Image by xeni via FlickrI've had a ton of conversation of late that start with the person telling me how their email and other electronic communications (it's always a Crackberry) are destroying their life. They tell me how many emails they are handling a day, how many hours they are tethered, working, and on and on and on. It almost always concludes with some rant about how these electronic mediated relationships are so unsatisfying, and how they hate their work. These people aren't doing well. The internet is killing them, and for most of them, it's only going to get worse.
There are plenty of advice columns out there to attempt to help you get a handle on it all. This article is what got me started on this post: Compass: Can We Survive the Internet?
We’re not worried about whether the Internet will survive. No, the question is whether we, as human beings and workers, can survive what the Internet is doing to us.It lead me to this nice Future of Work article with some survival tips: Seven Ways to Manage Yourself
- Don't procrastinate
- Reduce interruptions.
- Get your papers organized
- Screen non-essential information
- Establish good email and electronic document storage habits
- Use your calendar proactively
- Develop an effective Task/To Do follow-up system
Here's the deal. You're not going to manage your way out of the deluge. The old ways of approaching work won't help you one darned bit today. The amount of information you're needing to grok on a daily basis is increasing exponentially. Go ahead, work your butt off to increase your efficiency 10-15%-- what in the world is that going to buy you? Exactly, not a darned thing but the ability to handle 10-15% more emails a day. Eventually, no matter what it is going to bury you. Think information super-highway road kill.
Not everyone is struggling. In every major morph there are winners and losers. Some people are thriving in this new information rich environment. They don't hate the internet. As a matter of fact, they love it. They rejoice in the opportunities it has created. They bask in the flow. They approach their online experiences with an anticipation, enthusiasm, and appreciation that they never imagined possible. What is it that these people have figured-out that is being missed by so many? Is it even possible to bring the others along? (Just be the ball, be the ball, be the ball. You're not being the ball Danny. )
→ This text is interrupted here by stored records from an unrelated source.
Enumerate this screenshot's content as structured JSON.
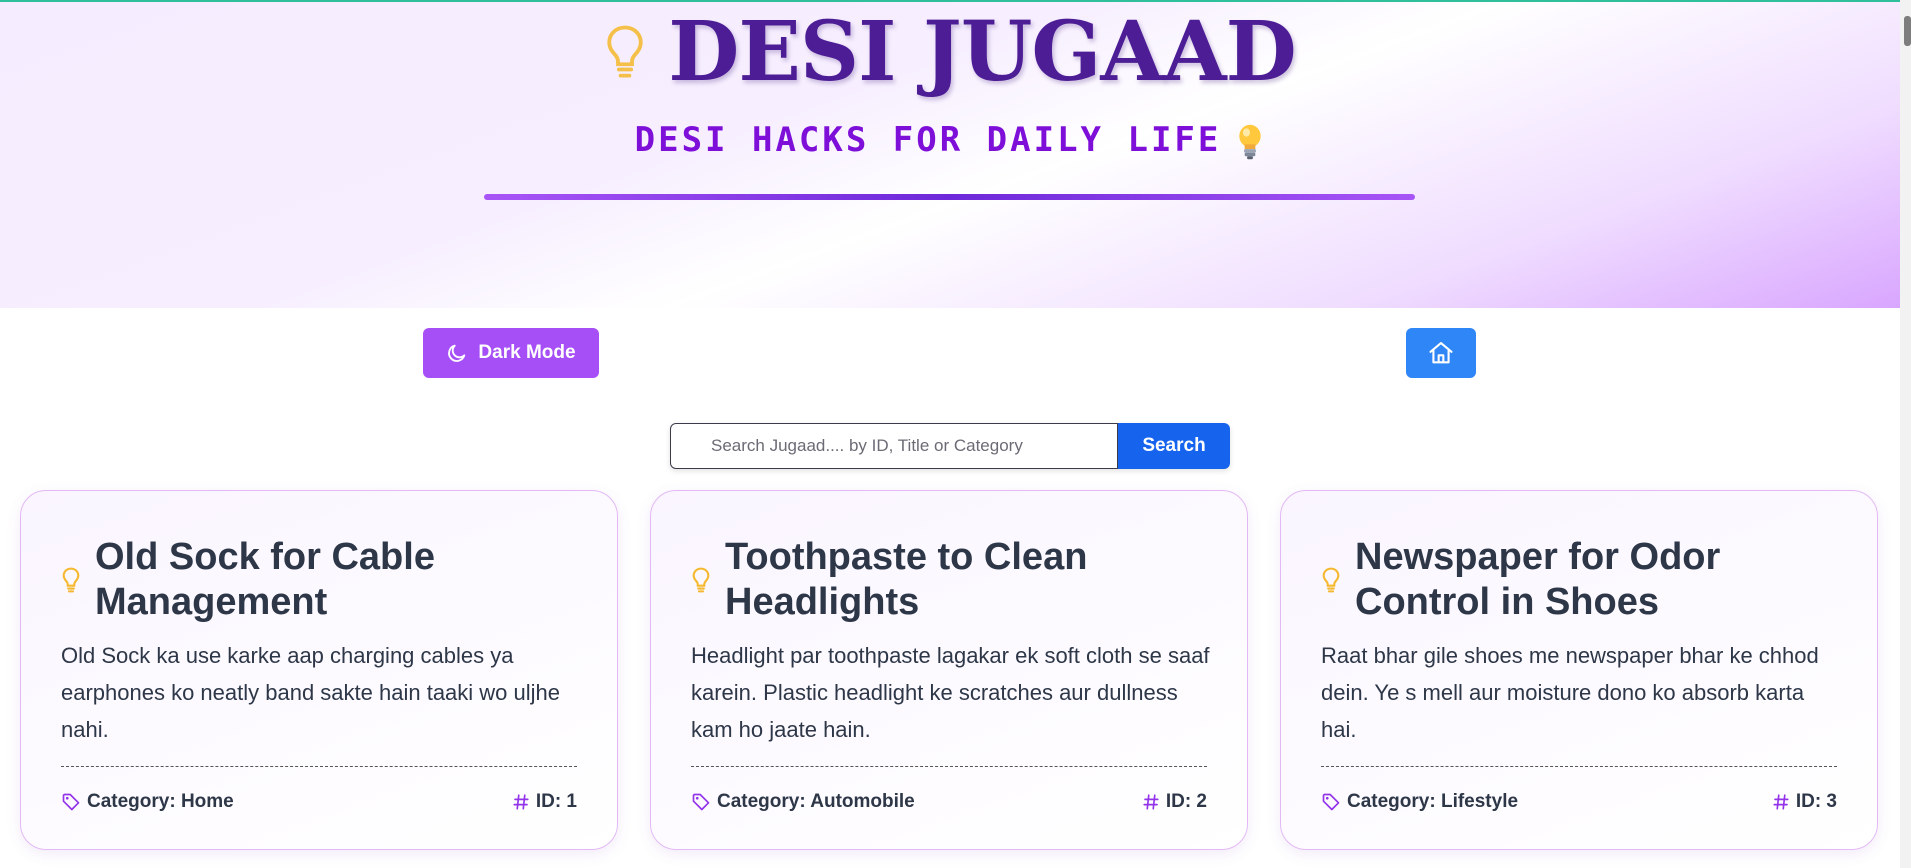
{
  "header": {
    "title": "DESI JUGAAD",
    "subtitle": "DESI HACKS FOR DAILY LIFE"
  },
  "controls": {
    "dark_mode_label": "Dark Mode"
  },
  "search": {
    "placeholder": "Search Jugaad.... by ID, Title or Category",
    "button_label": "Search"
  },
  "cards": [
    {
      "title": "Old Sock for Cable Management",
      "description": "Old Sock ka use karke aap charging cables ya earphones ko neatly band sakte hain taaki wo uljhe nahi.",
      "category": "Category: Home",
      "id": "ID: 1"
    },
    {
      "title": "Toothpaste to Clean Headlights",
      "description": "Headlight par toothpaste lagakar ek soft cloth se saaf karein. Plastic headlight ke scratches aur dullness kam ho jaate hain.",
      "category": "Category: Automobile",
      "id": "ID: 2"
    },
    {
      "title": "Newspaper for Odor Control in Shoes",
      "description": "Raat bhar gile shoes me newspaper bhar ke chhod dein. Ye s mell aur moisture dono ko absorb karta hai.",
      "category": "Category: Lifestyle",
      "id": "ID: 3"
    }
  ],
  "colors": {
    "title": "#4c1d95",
    "subtitle": "#7e0fd8",
    "dark_mode_button": "#a64ff7",
    "home_button": "#2f86f6",
    "search_button": "#1663ee",
    "accent_icon": "#9333ea",
    "bulb": "#f5b82e"
  },
  "icons": {
    "header": "lightbulb-icon",
    "dark_mode": "moon-icon",
    "home": "home-icon",
    "card": "lightbulb-icon",
    "category": "tag-icon",
    "id": "hash-icon"
  }
}
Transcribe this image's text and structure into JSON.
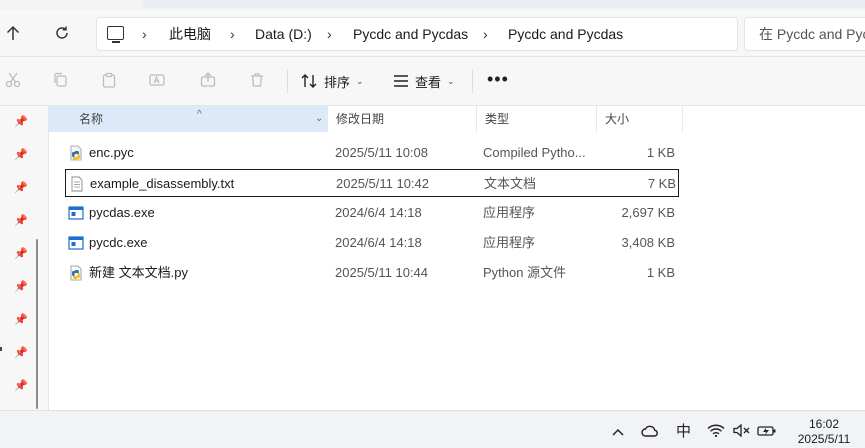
{
  "address_bar": {
    "crumbs": [
      "此电脑",
      "Data (D:)",
      "Pycdc and Pycdas",
      "Pycdc and Pycdas"
    ],
    "search_placeholder": "在 Pycdc and Pycdas"
  },
  "toolbar": {
    "sort_label": "排序",
    "view_label": "查看",
    "more_label": "•••"
  },
  "columns": {
    "name": "名称",
    "date": "修改日期",
    "type": "类型",
    "size": "大小"
  },
  "files": [
    {
      "name": "enc.pyc",
      "date": "2025/5/11 10:08",
      "type": "Compiled Pytho...",
      "size": "1 KB",
      "icon": "python-compiled-icon"
    },
    {
      "name": "example_disassembly.txt",
      "date": "2025/5/11 10:42",
      "type": "文本文档",
      "size": "7 KB",
      "icon": "text-file-icon"
    },
    {
      "name": "pycdas.exe",
      "date": "2024/6/4 14:18",
      "type": "应用程序",
      "size": "2,697 KB",
      "icon": "exe-icon"
    },
    {
      "name": "pycdc.exe",
      "date": "2024/6/4 14:18",
      "type": "应用程序",
      "size": "3,408 KB",
      "icon": "exe-icon"
    },
    {
      "name": "新建 文本文档.py",
      "date": "2025/5/11 10:44",
      "type": "Python 源文件",
      "size": "1 KB",
      "icon": "python-file-icon"
    }
  ],
  "taskbar": {
    "ime": "中",
    "time": "16:02",
    "date": "2025/5/11"
  },
  "colors": {
    "header_selected": "#dbe9f8",
    "exe_blue": "#1f6fd1",
    "python_blue": "#3572a5",
    "python_yellow": "#f2c230"
  }
}
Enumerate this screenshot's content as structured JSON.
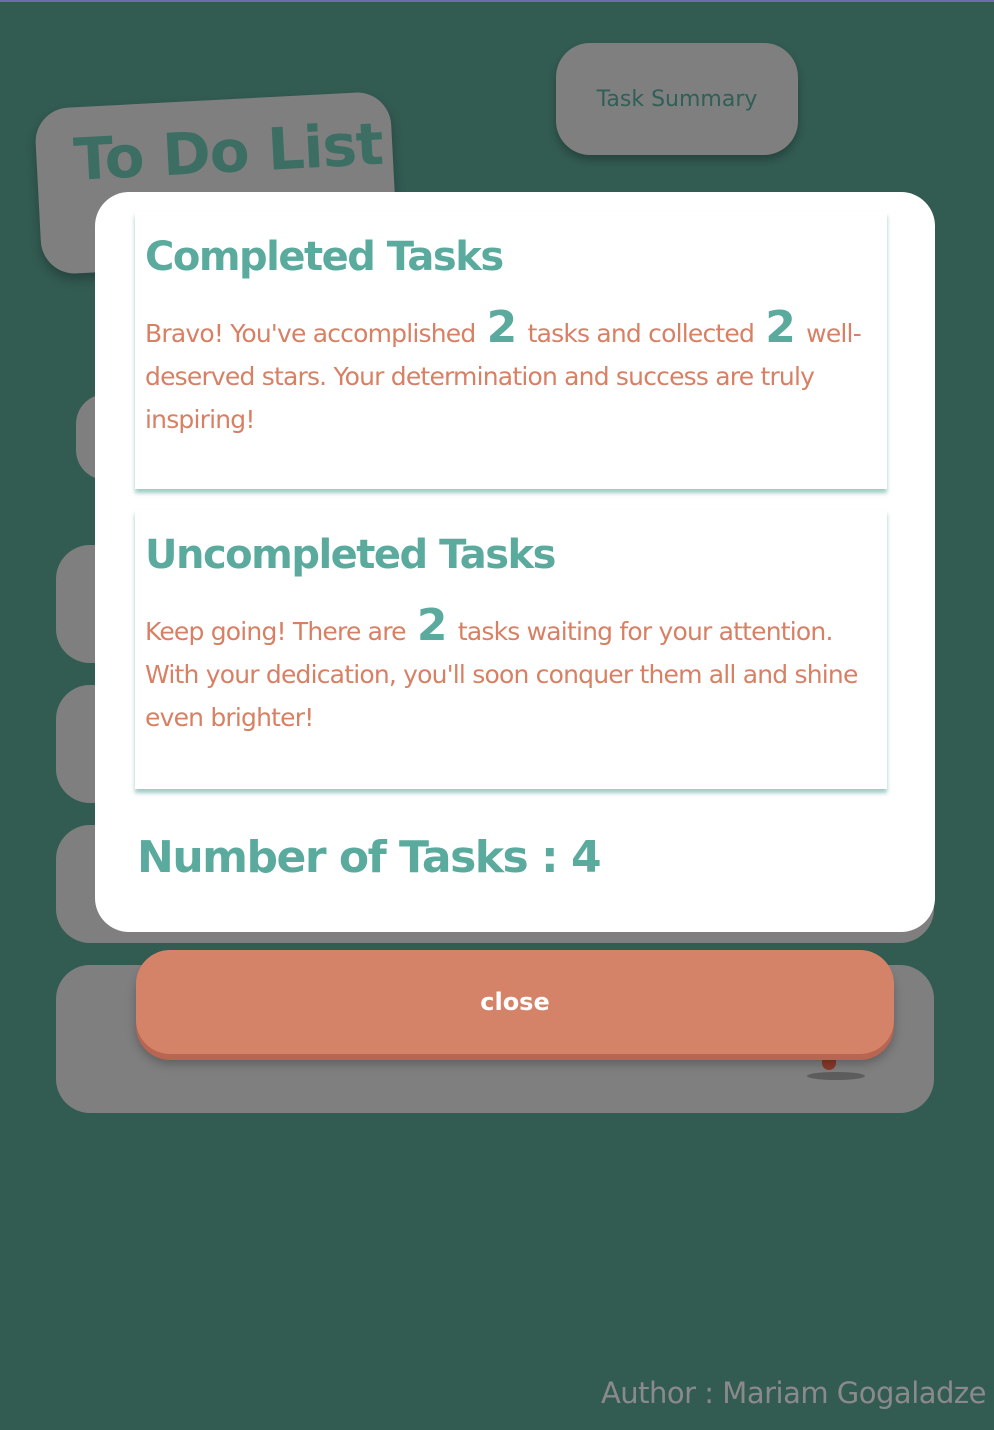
{
  "background": {
    "app_title": "To Do List",
    "summary_button_label": "Task Summary"
  },
  "modal": {
    "completed": {
      "heading": "Completed Tasks",
      "text_1": "Bravo! You've accomplished",
      "count_tasks": "2",
      "text_2": "tasks and collected",
      "count_stars": "2",
      "text_3": "well-deserved stars. Your determination and success are truly inspiring!"
    },
    "uncompleted": {
      "heading": "Uncompleted Tasks",
      "text_1": "Keep going! There are",
      "count_tasks": "2",
      "text_2": "tasks waiting for your attention. With your dedication, you'll soon conquer them all and shine even brighter!"
    },
    "total_label": "Number of Tasks : 4",
    "close_label": "close"
  },
  "footer": {
    "author": "Author : Mariam Gogaladze"
  },
  "colors": {
    "page_bg": "#325b52",
    "overlay_gray": "#7f7f7f",
    "teal": "#5aaa9d",
    "coral": "#d88064",
    "button": "#d48268"
  }
}
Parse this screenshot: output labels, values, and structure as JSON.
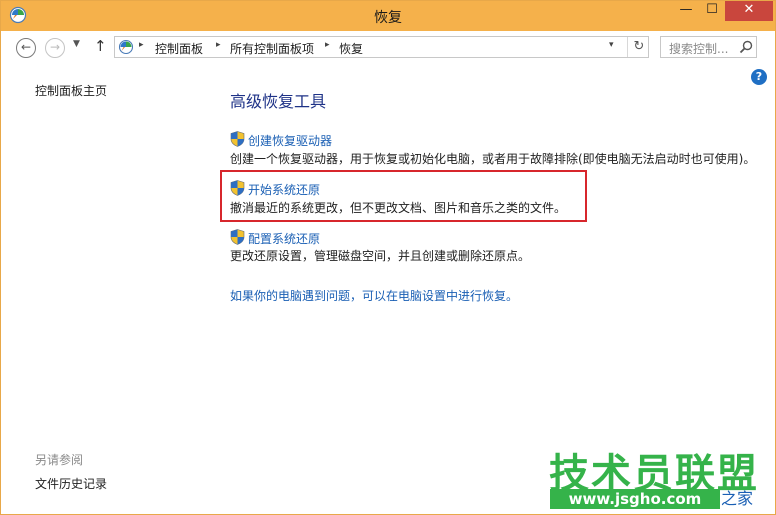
{
  "window": {
    "title": "恢复",
    "min_glyph": "—",
    "max_glyph": "☐",
    "close_glyph": "✕",
    "accent": "#f5b14b"
  },
  "nav": {
    "back_glyph": "←",
    "forward_glyph": "→",
    "recent_glyph": "▼",
    "up_glyph": "↑",
    "breadcrumbs": [
      "控制面板",
      "所有控制面板项",
      "恢复"
    ],
    "separator_glyph": "▸",
    "dropdown_glyph": "▾",
    "refresh_glyph": "↻",
    "search_placeholder": "搜索控制..."
  },
  "help": {
    "glyph": "?"
  },
  "sidebar": {
    "home": "控制面板主页",
    "see_also": "另请参阅",
    "file_history": "文件历史记录"
  },
  "main": {
    "title": "高级恢复工具",
    "items": [
      {
        "link": "创建恢复驱动器",
        "desc": "创建一个恢复驱动器，用于恢复或初始化电脑，或者用于故障排除(即使电脑无法启动时也可使用)。"
      },
      {
        "link": "开始系统还原",
        "desc": "撤消最近的系统更改，但不更改文档、图片和音乐之类的文件。"
      },
      {
        "link": "配置系统还原",
        "desc": "更改还原设置，管理磁盘空间，并且创建或删除还原点。"
      }
    ],
    "footer_link": "如果你的电脑遇到问题，可以在电脑设置中进行恢复。"
  },
  "watermark": {
    "main": "技术员联盟",
    "url": "www.jsgho.com",
    "tail": "之家"
  },
  "colors": {
    "link": "#1a5fb4",
    "highlight_box": "#d7262c",
    "watermark": "#35b34a"
  }
}
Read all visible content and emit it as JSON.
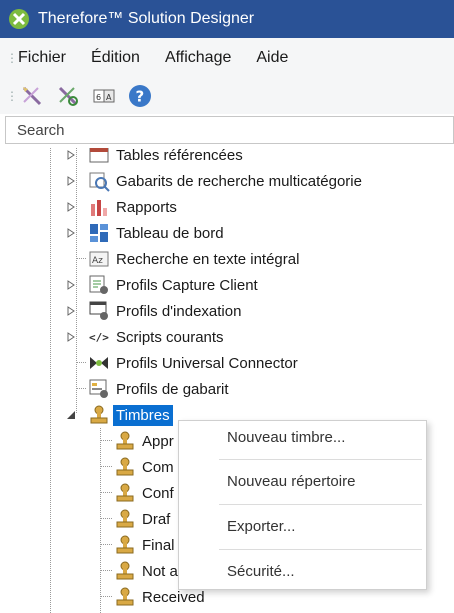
{
  "window": {
    "title": "Therefore™ Solution Designer"
  },
  "menu": {
    "items": [
      "Fichier",
      "Édition",
      "Affichage",
      "Aide"
    ]
  },
  "toolbar": {
    "buttons": [
      "wand-icon",
      "wand-refresh-icon",
      "translate-icon",
      "help-icon"
    ]
  },
  "search": {
    "placeholder": "Search"
  },
  "tree": {
    "items": [
      {
        "label": "Tables référencées",
        "icon": "table-icon"
      },
      {
        "label": "Gabarits de recherche multicatégorie",
        "icon": "search-template-icon"
      },
      {
        "label": "Rapports",
        "icon": "report-icon"
      },
      {
        "label": "Tableau de bord",
        "icon": "dashboard-icon"
      },
      {
        "label": "Recherche en texte intégral",
        "icon": "fulltext-icon"
      },
      {
        "label": "Profils Capture Client",
        "icon": "capture-profile-icon"
      },
      {
        "label": "Profils d'indexation",
        "icon": "index-profile-icon"
      },
      {
        "label": "Scripts courants",
        "icon": "script-icon"
      },
      {
        "label": "Profils Universal Connector",
        "icon": "connector-icon"
      },
      {
        "label": "Profils de gabarit",
        "icon": "template-profile-icon"
      },
      {
        "label": "Timbres",
        "icon": "stamp-icon"
      }
    ],
    "children": [
      {
        "label": "Appr",
        "icon": "stamp-icon"
      },
      {
        "label": "Com",
        "icon": "stamp-icon"
      },
      {
        "label": "Conf",
        "icon": "stamp-icon"
      },
      {
        "label": "Draf",
        "icon": "stamp-icon"
      },
      {
        "label": "Final",
        "icon": "stamp-icon"
      },
      {
        "label": "Not a",
        "icon": "stamp-icon"
      },
      {
        "label": "Received",
        "icon": "stamp-icon"
      }
    ]
  },
  "context_menu": {
    "items": [
      "Nouveau timbre...",
      "Nouveau répertoire",
      "Exporter...",
      "Sécurité..."
    ]
  },
  "colors": {
    "titlebar": "#2a5296",
    "selection": "#0a6fd1",
    "stamp": "#d9a945"
  }
}
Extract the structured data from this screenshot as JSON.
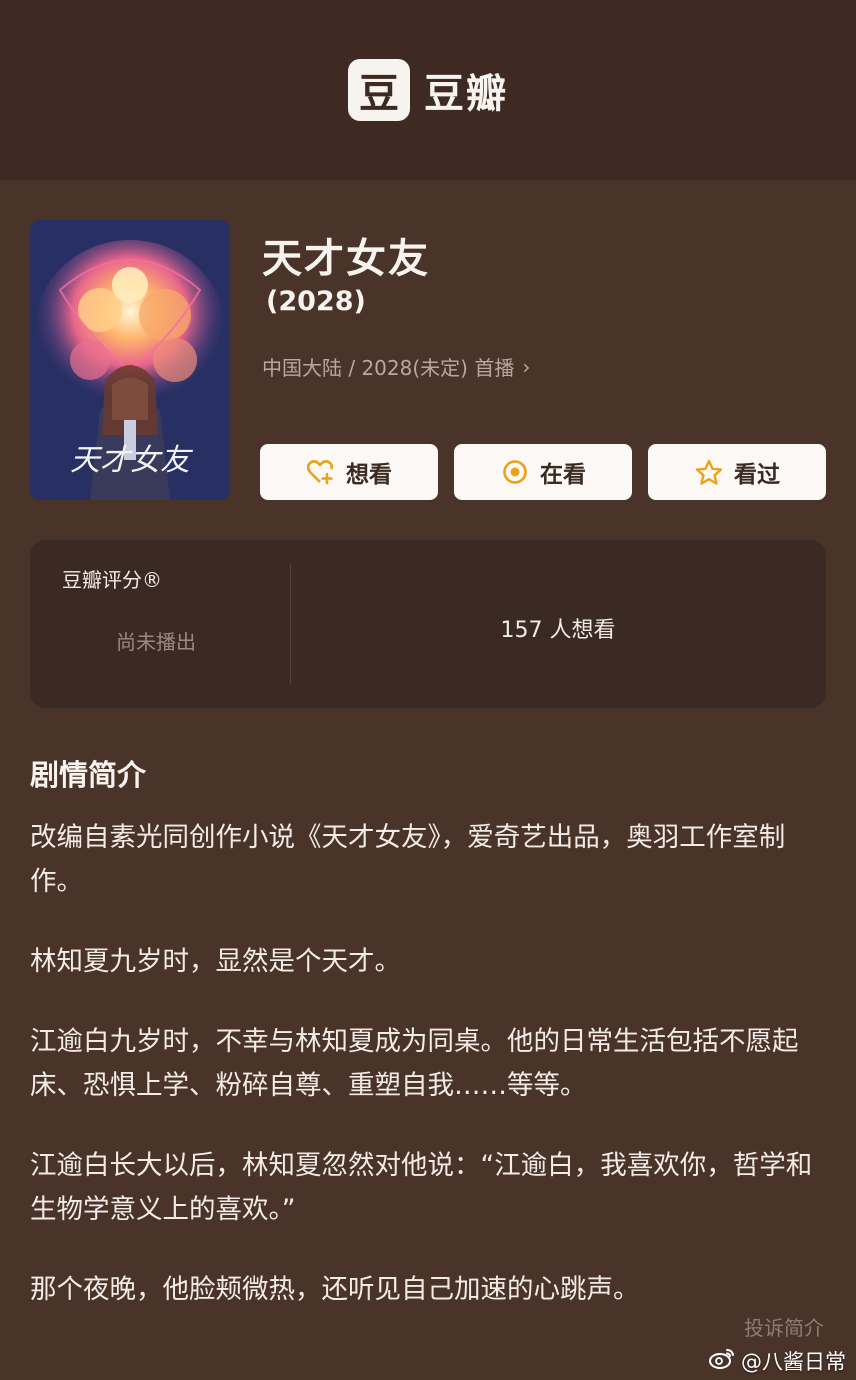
{
  "header": {
    "logo_glyph": "豆",
    "logo_text": "豆瓣"
  },
  "poster": {
    "art_text": "天才女友",
    "alt": "poster image"
  },
  "movie": {
    "title": "天才女友",
    "year": "(2028)",
    "meta": "中国大陆 / 2028(未定) 首播",
    "chevron": "›"
  },
  "actions": [
    {
      "label": "想看",
      "icon": "heart-plus-icon"
    },
    {
      "label": "在看",
      "icon": "target-circle-icon"
    },
    {
      "label": "看过",
      "icon": "star-icon"
    }
  ],
  "rating": {
    "label": "豆瓣评分®",
    "status": "尚未播出",
    "want_count": "157 人想看"
  },
  "synopsis": {
    "title": "剧情简介",
    "paragraphs": [
      "改编自素光同创作小说《天才女友》，爱奇艺出品，奥羽工作室制作。",
      "林知夏九岁时，显然是个天才。",
      "江逾白九岁时，不幸与林知夏成为同桌。他的日常生活包括不愿起床、恐惧上学、粉碎自尊、重塑自我……等等。",
      "江逾白长大以后，林知夏忽然对他说：“江逾白，我喜欢你，哲学和生物学意义上的喜欢。”",
      "那个夜晚，他脸颊微热，还听见自己加速的心跳声。"
    ],
    "report_link": "投诉简介"
  },
  "watermark": {
    "text": "@八酱日常"
  },
  "colors": {
    "background": "#4a3329",
    "topbar": "#3e2a22",
    "card": "#3b2923",
    "accent": "#e8a317"
  }
}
If it takes 10,000 hours to reach mastery, (PDF Warning: The Role of Deliberate Practice in the Acquisition of Expert Performance) how are people going to get there when most of their existence is spent fighting, rather than embracing the flow?